It has been so long since I began reading a trilogy that's quite as remarkable as Douglas Clegg's The Vampyricon. The Priest of Blood (Book One) was an amazing medieval tale that turned to battles and vampires and ancient cities. In The Lady of Serpents, the world turns more and more toward dark fantasy as the break in the Veil brings shadow priests called White Robes to the new city, built for the Falconer's first love -- now, his great enemy. This is the most original take on the mythology of vampires -or vampyres, as Mr. Clegg puts it- that I have read in many years. The Lady of Serpents goes from the modern world to medieval France, all the way to the 'new' world. I can't wait to see how the Falconer and the tribe of vampires return in the third novel. This is unlike any trilogy I've read, and it just moves like a rocket. The last 80 pages alone is a novel by itself, set in what seems to be medieval Mexico. Usually middle books in a trilogy are a bit slow, but not The Lady of Serpents. This books is fast-paced and full of action and twists.
Guest More than 1 year ago

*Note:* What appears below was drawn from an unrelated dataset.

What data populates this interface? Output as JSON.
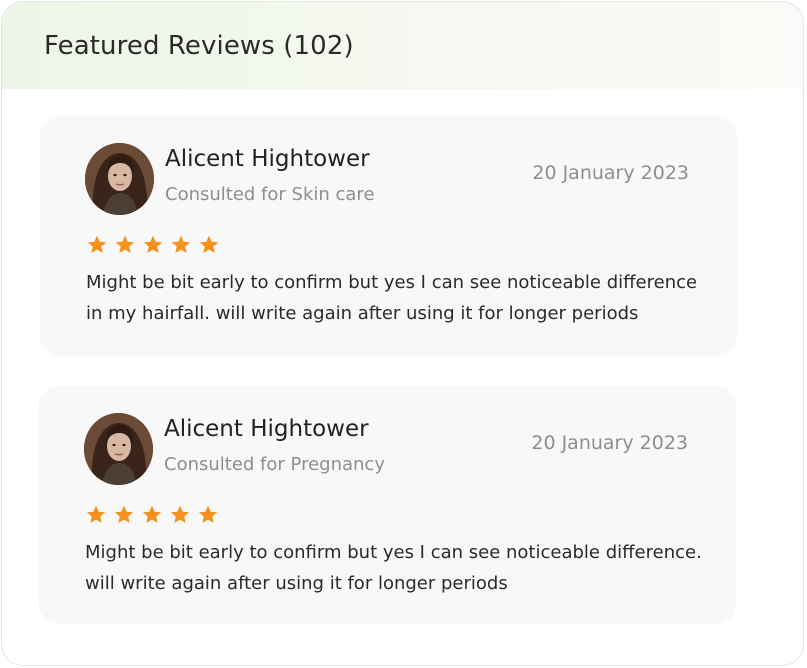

When Aleric the Falconer was converted into a Vampyre many of his peers believed he was the hero who would lead them to the Promised Land as the savior ready to battle the likes of Enora the sorcerer and her minions. However, Aleric failed at his destiny when Enora captures him like she has done to so many other Vampyres. Humiliated and demeaned, he must survive by entertaining his captor by fighting in her arena refusal means a horrific death.----------------------- Aleric knows his race is losing hope so he must find a means to escape his incarceration. If he manages that impossible task, Aleric concludes her cannot defeat the sorcerer or the power behind her reign, an unknown alchemist¿ he needs to obtain help from to destroy Enora. He knows the only individual who can provide that, his enemy who seduced him into becoming an undead, Pythia, the Lady of Serpents.--------------------------- LADY OF SERPENTS is a fascinating Vampyricon tale starring a wonderful unsure hero struggling with the need to overcome his latest round of mistakes in order to achieve what most believes is his destiny. In many ways Enora is the more fascinating character with her evil use of prisoners as slaves, ¿entertainers¿, and cannon fodder, but will admires the filled with doubts Aleric still trying against all odds. Fans of vampire epics will appreciate this enjoyable fantasy while seeking out the Aleric¿s previous tale THE PRIEST¿S BLOOD.---------------------- Harriet Klausner
Guest More than 1 year ago
Normally I would not write a review, but I feel strongly about the disappointment in this book. The author cannot make up his mind in which direction he wishes to take this character, also he cannot make up his mind on how many characters he wishes to introduce. Not only is the reader left hanging after book one, they are left hanging after book two as well. It is apparent that book two was written in a rush with little known direction. Book One was a great story with great potential, Book Two failed miserably. Let us hope for better in Book Three. Mr. Clegg please get your act together and please deliver on what was promised in the first Book 'Priest of Blood'.